Digital Religioscapes of Cavernous Mountains – New Ways Ahead in Speleo-Archaeology

Recent applications of photogrammetry and terrestrial laser scannings in the Franconian Jura and the Pontic Mountains provided new insights into subterranean ritual landscapes, particularly their ecological features and artificial installations, through three-dimensional documentation of stepped tunnels and natural vertical caves. As these applications, which aim for high-resolution digitalisation of sacr(alis)ed places, exemplify, digital archaeology offers exciting prospects for revealing the unilluminated: underground shrines cut into the bedrock, sequences of ritual practices of past communities and hitherto unseen cult facilities carved from the rock. In combination with radiocarbon dating, zooarchaeological and osteological analyses, 3D digitization enables an integrated socio-spatial approach for reconstructing detailed sequences, e.g., of the deposition of ritual assemblages.

In our session we discuss new ways to document, visualize and investigate invisible ritual landscapes and their built environments through the digitalisation of underground structures and the location of finds. We thus invite contributions presenting case studies applying digital approaches at cavernous sites and current methodologies including cutting-edge technologies that are particularly suitable to explore:

  • religious and settlement activites of cave-dwelling communities
  • rock art and architecture as features of sacr(alis)ed landscapes
  • rock-cut tombs and burial assemblages of grave goods deposited in rocky environments
  • ritual activities performed in caves, e.g. the deposition of human/animal remains and votive offerings

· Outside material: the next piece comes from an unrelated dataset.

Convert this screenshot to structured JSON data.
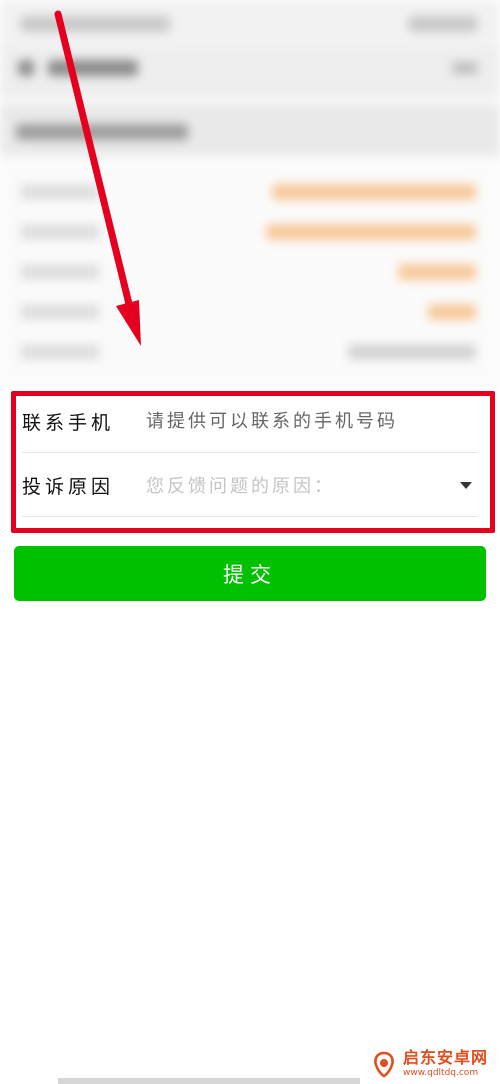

What kind of digital technology is applicable and appropriate to the creation of digital religioscapes under specific ecological circumstances?

How can digital approaches support us in rendering sensorial experiences and reconstructing religious practices of past communities?

Interested in discussing new ways ahead? Join our upcoming session in Vienna!


Julia M. Koch- University of Giessen, Institute of Classics, Department of Classical Archaeology

Timo Seregély- University of Bamberg, Institute for Archaeology, Heritage Conservation Studies and Art History, Department of Prehistoric and Protohistoric Archaeology

Rainer M. Czichon- University of Uşak, Faculty of Humanities and Social Sciences, Department of Archaeology

Entry to the cave

Floor plan and 3D recording of the cave